9. Add water to the tray using a garden hose, allowing the edges to fill in gradually with the weight of the water. Make sure the edges of the sheet are still square and are positioned so they act as an umbrella to keep the tray as dry as possible. You can add pots when the tray is more than 3/4 filled with water.

10. Once filled, use the staple gun to carefully tack the loose edges of the plastic liner to the side of the plywood base. Do not tack the sheet to the walls unless you are very sure the staple will not go all the way through the wood, as you could puncture the inner liner.

11. Congratulations! Your new Sarracenia tray is now fully set up.

The advantage in using a large tray like these is that they hold a lot more water and are therefore less vulnerable to drying out. It is also easier to set up automatic watering systems using 20 mm irrigation piping. Here is part of my automatic setup – just turn on the tap and everything gets watered. The smaller tubes go off to the trays of Darlingtonia, smaller Sarracenia, Drosera and the self-watering pots for the Cephalotus. The valves control water pressure, making sure the larger outlets are not favoured and prevent the smaller trays filling too quickly. If you make a similar setup, plug in the smaller tubes between the valves, as they will otherwise not have enough pressure to function.

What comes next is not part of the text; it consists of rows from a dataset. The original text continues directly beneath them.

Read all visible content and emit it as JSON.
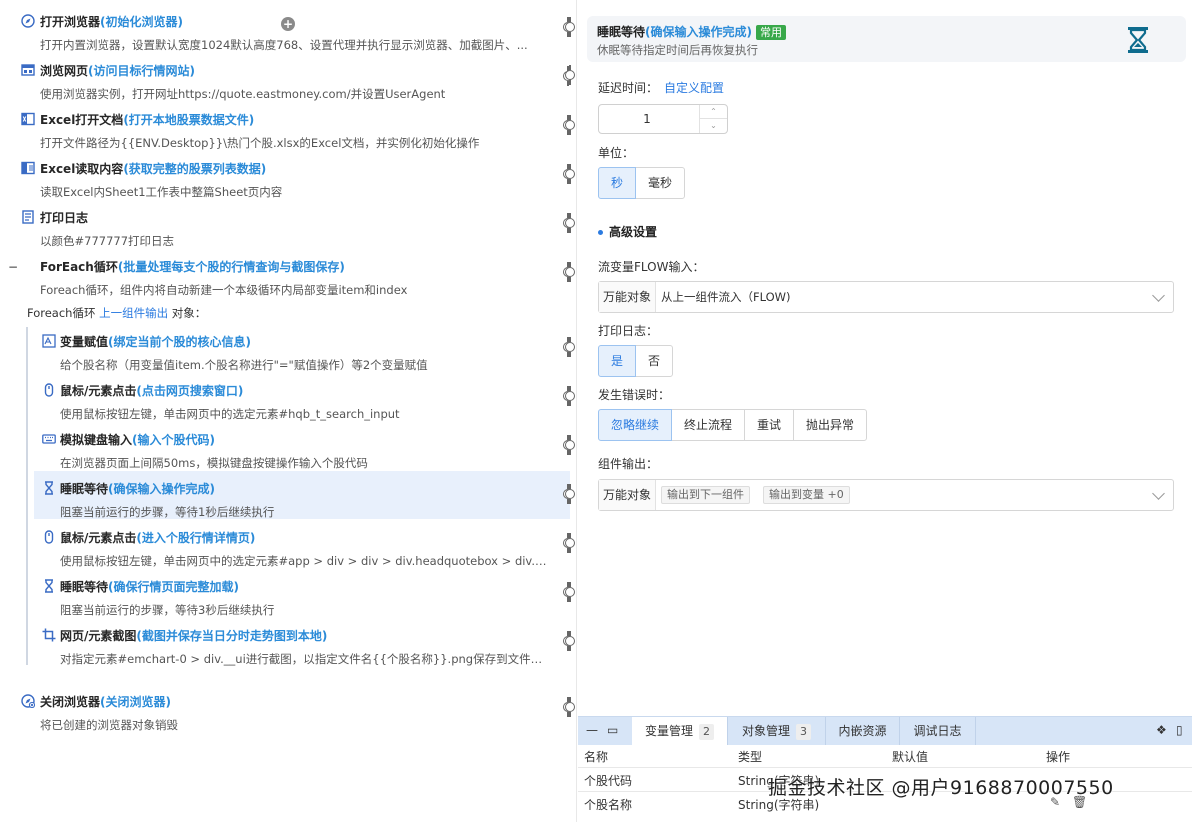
{
  "steps": [
    {
      "id": "open-browser",
      "title": "打开浏览器",
      "note": "(初始化浏览器)",
      "desc": "打开内置浏览器，设置默认宽度1024默认高度768、设置代理并执行显示浏览器、加截图片、...",
      "icon": "compass-icon"
    },
    {
      "id": "browse-page",
      "title": "浏览网页",
      "note": "(访问目标行情网站)",
      "desc": "使用浏览器实例，打开网址https://quote.eastmoney.com/并设置UserAgent",
      "icon": "browser-window-icon"
    },
    {
      "id": "excel-open",
      "title": "Excel打开文档",
      "note": "(打开本地股票数据文件)",
      "desc": "打开文件路径为{{ENV.Desktop}}\\热门个股.xlsx的Excel文档，并实例化初始化操作",
      "icon": "excel-icon"
    },
    {
      "id": "excel-read",
      "title": "Excel读取内容",
      "note": "(获取完整的股票列表数据)",
      "desc": "读取Excel内Sheet1工作表中整篇Sheet页内容",
      "icon": "excel-read-icon"
    },
    {
      "id": "print-log",
      "title": "打印日志",
      "note": "",
      "desc": "以颜色#777777打印日志",
      "icon": "log-icon"
    },
    {
      "id": "foreach",
      "title": "ForEach循环",
      "note": "(批量处理每支个股的行情查询与截图保存)",
      "desc": "Foreach循环，组件内将自动新建一个本级循环内局部变量item和index",
      "icon": "loop-icon"
    }
  ],
  "loop_label": {
    "prefix": "Foreach循环",
    "link": "上一组件输出",
    "suffix": "对象："
  },
  "sub_steps": [
    {
      "id": "assign",
      "title": "变量赋值",
      "note": "(绑定当前个股的核心信息)",
      "desc": "给个股名称（用变量值item.个股名称进行\"=\"赋值操作）等2个变量赋值",
      "icon": "assign-icon"
    },
    {
      "id": "click1",
      "title": "鼠标/元素点击",
      "note": "(点击网页搜索窗口)",
      "desc": "使用鼠标按钮左键，单击网页中的选定元素#hqb_t_search_input",
      "icon": "mouse-icon"
    },
    {
      "id": "keyboard",
      "title": "模拟键盘输入",
      "note": "(输入个股代码)",
      "desc": "在浏览器页面上间隔50ms，模拟键盘按键操作输入个股代码",
      "icon": "keyboard-icon"
    },
    {
      "id": "sleep1",
      "title": "睡眠等待",
      "note": "(确保输入操作完成)",
      "desc": "阻塞当前运行的步骤，等待1秒后继续执行",
      "icon": "hourglass-icon",
      "active": true
    },
    {
      "id": "click2",
      "title": "鼠标/元素点击",
      "note": "(进入个股行情详情页)",
      "desc": "使用鼠标按钮左键，单击网页中的选定元素#app > div > div > div.headquotebox > div.hqb...",
      "icon": "mouse-icon"
    },
    {
      "id": "sleep2",
      "title": "睡眠等待",
      "note": "(确保行情页面完整加载)",
      "desc": "阻塞当前运行的步骤，等待3秒后继续执行",
      "icon": "hourglass-icon"
    },
    {
      "id": "screenshot",
      "title": "网页/元素截图",
      "note": "(截图并保存当日分时走势图到本地)",
      "desc": "对指定元素#emchart-0 > div.__ui进行截图，以指定文件名{{个股名称}}.png保存到文件夹{{...",
      "icon": "crop-icon"
    }
  ],
  "close_step": {
    "id": "close-browser",
    "title": "关闭浏览器",
    "note": "(关闭浏览器)",
    "desc": "将已创建的浏览器对象销毁",
    "icon": "close-browser-icon"
  },
  "detail": {
    "title": "睡眠等待",
    "note": "(确保输入操作完成)",
    "badge": "常用",
    "desc": "休眠等待指定时间后再恢复执行",
    "delay_label": "延迟时间：",
    "delay_link": "自定义配置",
    "delay_value": "1",
    "unit_label": "单位：",
    "units": [
      "秒",
      "毫秒"
    ],
    "unit_selected": 0,
    "advanced": "高级设置",
    "flow_label": "流变量FLOW输入：",
    "flow_tag": "万能对象",
    "flow_value": "从上一组件流入（FLOW)",
    "log_label": "打印日志：",
    "log_options": [
      "是",
      "否"
    ],
    "log_selected": 0,
    "error_label": "发生错误时：",
    "error_options": [
      "忽略继续",
      "终止流程",
      "重试",
      "抛出异常"
    ],
    "error_selected": 0,
    "output_label": "组件输出：",
    "output_tag": "万能对象",
    "output_pills": [
      "输出到下一组件",
      "输出到变量 +0"
    ]
  },
  "bottom": {
    "tabs": [
      {
        "label": "变量管理",
        "count": "2"
      },
      {
        "label": "对象管理",
        "count": "3"
      },
      {
        "label": "内嵌资源",
        "count": ""
      },
      {
        "label": "调试日志",
        "count": ""
      }
    ],
    "columns": [
      "名称",
      "类型",
      "默认值",
      "操作"
    ],
    "rows": [
      {
        "name": "个股代码",
        "type": "String(字符串)",
        "default": ""
      },
      {
        "name": "个股名称",
        "type": "String(字符串)",
        "default": ""
      }
    ],
    "watermark": "掘金技术社区 @用户9168870007550"
  },
  "colors": {
    "accent": "#2b7be0",
    "note": "#2b8bd8",
    "badge": "#38a84a",
    "active_row": "#e8f0fc",
    "tabbar": "#d7e5f7"
  }
}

While setting up this type of system can take some time and effort, it is worthwhile because it allows you to enjoy your hobby more. And isn’t that the point of a hobby?

I think so!

A big thank you to John and Sue Creevey for inspiring the tray design shown here! Make sure you visit their website, , if you haven’t already. If you are in Queensland and northern NSW, you can find their plants at most Big W stores with a garden centre. Their Sarracenia are exceptional in being all seed grown. This means every one of their plants are different, which is perfect for collectors seeking something unique. They are my favourite Australian carnivorous plant suppliers and I highly recommend them.